DIRECTIONS FOR THIS TASK → Below are records; count the lines that contain "Thêm" and state only that count.

(Data entries)
++++++
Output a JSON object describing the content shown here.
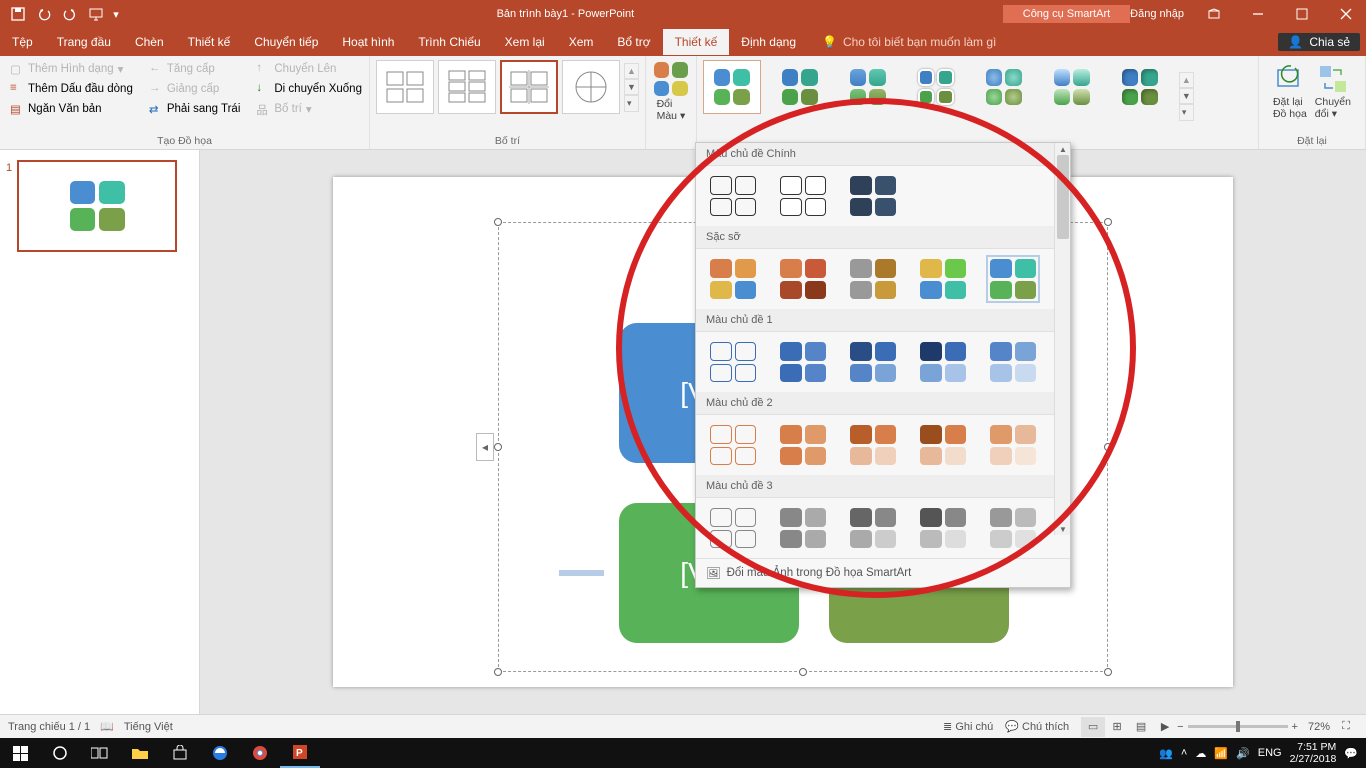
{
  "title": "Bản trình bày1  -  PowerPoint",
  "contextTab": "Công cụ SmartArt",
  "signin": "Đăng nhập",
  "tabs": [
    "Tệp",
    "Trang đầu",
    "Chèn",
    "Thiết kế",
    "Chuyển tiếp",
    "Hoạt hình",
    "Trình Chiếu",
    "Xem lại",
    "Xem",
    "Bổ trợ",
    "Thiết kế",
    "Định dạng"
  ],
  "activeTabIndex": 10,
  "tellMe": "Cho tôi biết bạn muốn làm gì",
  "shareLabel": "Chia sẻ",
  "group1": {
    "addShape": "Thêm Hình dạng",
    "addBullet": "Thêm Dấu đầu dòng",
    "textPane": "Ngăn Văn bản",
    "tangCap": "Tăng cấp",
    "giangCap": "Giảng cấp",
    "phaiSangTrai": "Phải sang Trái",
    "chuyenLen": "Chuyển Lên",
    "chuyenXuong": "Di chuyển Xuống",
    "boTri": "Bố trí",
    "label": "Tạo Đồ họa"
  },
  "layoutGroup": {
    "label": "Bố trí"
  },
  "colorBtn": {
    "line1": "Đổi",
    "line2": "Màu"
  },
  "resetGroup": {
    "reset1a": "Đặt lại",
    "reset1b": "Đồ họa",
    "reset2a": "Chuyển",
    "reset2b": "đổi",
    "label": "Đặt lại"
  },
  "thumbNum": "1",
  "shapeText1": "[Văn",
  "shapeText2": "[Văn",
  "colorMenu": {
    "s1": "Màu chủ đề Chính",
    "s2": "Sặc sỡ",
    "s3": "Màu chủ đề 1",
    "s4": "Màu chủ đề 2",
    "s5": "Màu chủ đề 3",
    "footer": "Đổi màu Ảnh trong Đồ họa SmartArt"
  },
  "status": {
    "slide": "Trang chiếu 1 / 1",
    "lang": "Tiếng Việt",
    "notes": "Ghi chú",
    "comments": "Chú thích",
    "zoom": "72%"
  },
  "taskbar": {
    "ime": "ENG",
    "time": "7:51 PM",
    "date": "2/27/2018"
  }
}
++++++
REPLY TO THE EXERCISE → 2